» WORK ITEM
Find the line with "What's the underlying" in the data below. Repeat it and every line after it up to the end, exactly, but drop the pictures.

──────── SOURCE MATERIAL

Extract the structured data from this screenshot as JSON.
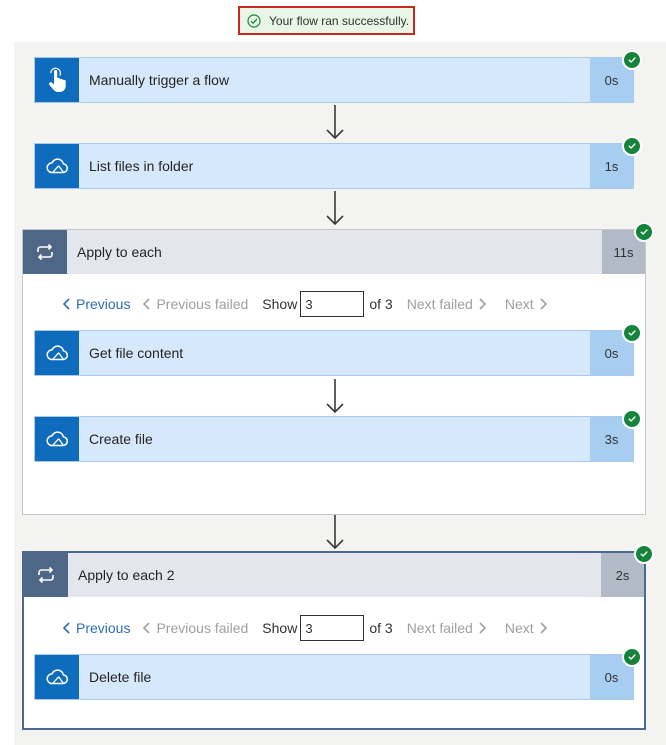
{
  "banner": {
    "message": "Your flow ran successfully.",
    "icon": "check-circle-icon"
  },
  "steps": [
    {
      "label": "Manually trigger a flow",
      "duration": "0s",
      "icon": "touch-icon"
    },
    {
      "label": "List files in folder",
      "duration": "1s",
      "icon": "onedrive-icon"
    }
  ],
  "apply_each_1": {
    "label": "Apply to each",
    "duration": "11s",
    "icon": "loop-icon",
    "pager": {
      "previous": "Previous",
      "previous_failed": "Previous failed",
      "show": "Show",
      "current": "3",
      "of": "of 3",
      "next_failed": "Next failed",
      "next": "Next"
    },
    "actions": [
      {
        "label": "Get file content",
        "duration": "0s",
        "icon": "onedrive-icon"
      },
      {
        "label": "Create file",
        "duration": "3s",
        "icon": "onedrive-icon"
      }
    ]
  },
  "apply_each_2": {
    "label": "Apply to each 2",
    "duration": "2s",
    "icon": "loop-icon",
    "pager": {
      "previous": "Previous",
      "previous_failed": "Previous failed",
      "show": "Show",
      "current": "3",
      "of": "of 3",
      "next_failed": "Next failed",
      "next": "Next"
    },
    "actions": [
      {
        "label": "Delete file",
        "duration": "0s",
        "icon": "onedrive-icon"
      }
    ]
  },
  "colors": {
    "accent": "#0f6cbd",
    "success": "#14843a",
    "scope_header": "#4f6786",
    "banner_border": "#c42b1c"
  }
}
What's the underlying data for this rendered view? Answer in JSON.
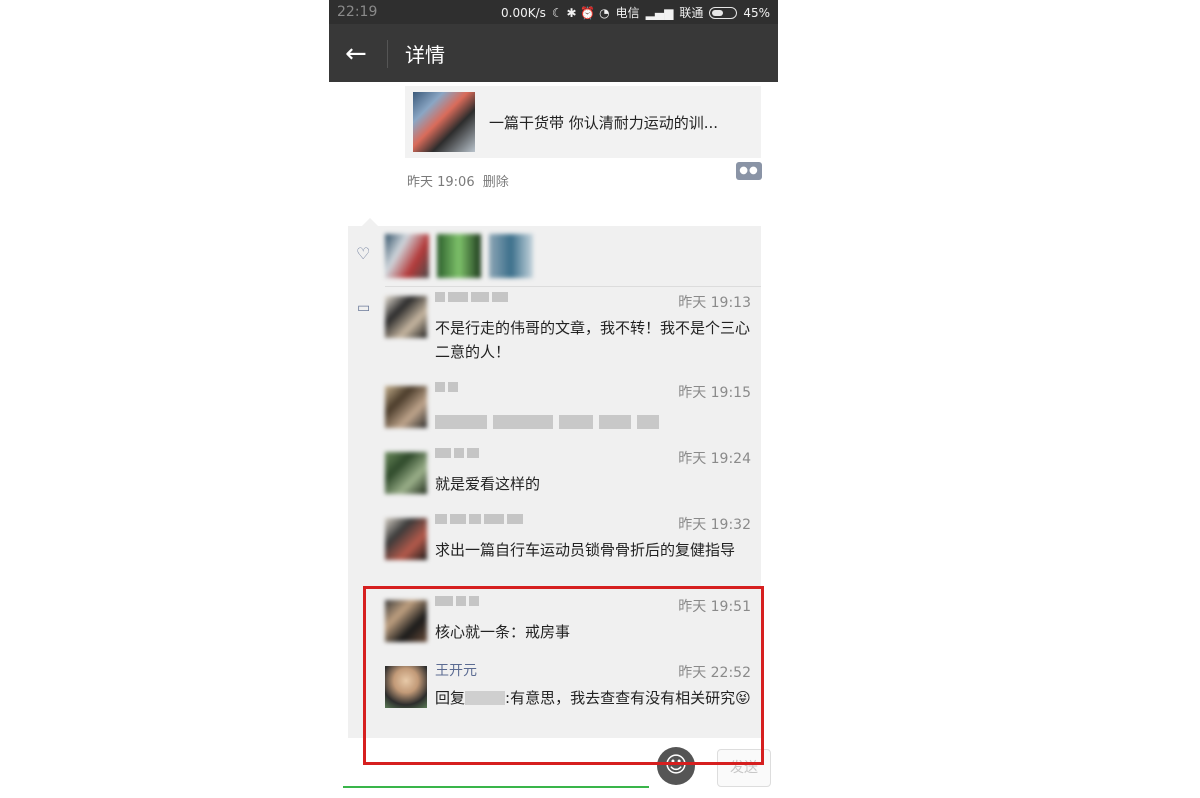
{
  "status_bar": {
    "time": "22:19",
    "right_text": "0.00K/s",
    "carrier1": "电信",
    "carrier2": "联通",
    "battery": "45%"
  },
  "app_bar": {
    "title": "详情",
    "back_icon": "arrow-left-icon"
  },
  "post": {
    "article_title": "一篇干货带 你认清耐力运动的训...",
    "time": "昨天 19:06",
    "delete_label": "删除",
    "comment_button_icon": "comment-more-icon"
  },
  "comments": [
    {
      "time": "昨天 19:13",
      "text": "不是行走的伟哥的文章，我不转！我不是个三心二意的人！"
    },
    {
      "time": "昨天 19:15",
      "text": ""
    },
    {
      "time": "昨天 19:24",
      "text": "就是爱看这样的"
    },
    {
      "time": "昨天 19:32",
      "text": "求出一篇自行车运动员锁骨骨折后的复健指导"
    },
    {
      "time": "昨天 19:51",
      "text": "核心就一条：戒房事"
    },
    {
      "name": "王开元",
      "time": "昨天 22:52",
      "reply_prefix": "回复",
      "reply_suffix": ":有意思，我去查查有没有相关研究😝"
    }
  ],
  "input_bar": {
    "emoji_icon": "emoji-icon",
    "send_label": "发送"
  },
  "colors": {
    "highlight": "#d61f1f",
    "accent_green": "#39b54a",
    "name_blue": "#5b6b92"
  }
}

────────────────

» FINISHED TASK
What's the underlying data for this rendered view? Answer in JSON.
{
  "status_bar": {
    "time": "22:19",
    "right_text": "0.00K/s",
    "carrier1": "电信",
    "carrier2": "联通",
    "battery": "45%"
  },
  "app_bar": {
    "title": "详情",
    "back_icon": "arrow-left-icon"
  },
  "post": {
    "article_title": "一篇干货带 你认清耐力运动的训...",
    "time": "昨天 19:06",
    "delete_label": "删除",
    "comment_button_icon": "comment-more-icon"
  },
  "comments": [
    {
      "time": "昨天 19:13",
      "text": "不是行走的伟哥的文章，我不转！我不是个三心二意的人！"
    },
    {
      "time": "昨天 19:15",
      "text": ""
    },
    {
      "time": "昨天 19:24",
      "text": "就是爱看这样的"
    },
    {
      "time": "昨天 19:32",
      "text": "求出一篇自行车运动员锁骨骨折后的复健指导"
    },
    {
      "time": "昨天 19:51",
      "text": "核心就一条：戒房事"
    },
    {
      "name": "王开元",
      "time": "昨天 22:52",
      "reply_prefix": "回复",
      "reply_suffix": ":有意思，我去查查有没有相关研究😝"
    }
  ],
  "input_bar": {
    "emoji_icon": "emoji-icon",
    "send_label": "发送"
  },
  "colors": {
    "highlight": "#d61f1f",
    "accent_green": "#39b54a",
    "name_blue": "#5b6b92"
  }
}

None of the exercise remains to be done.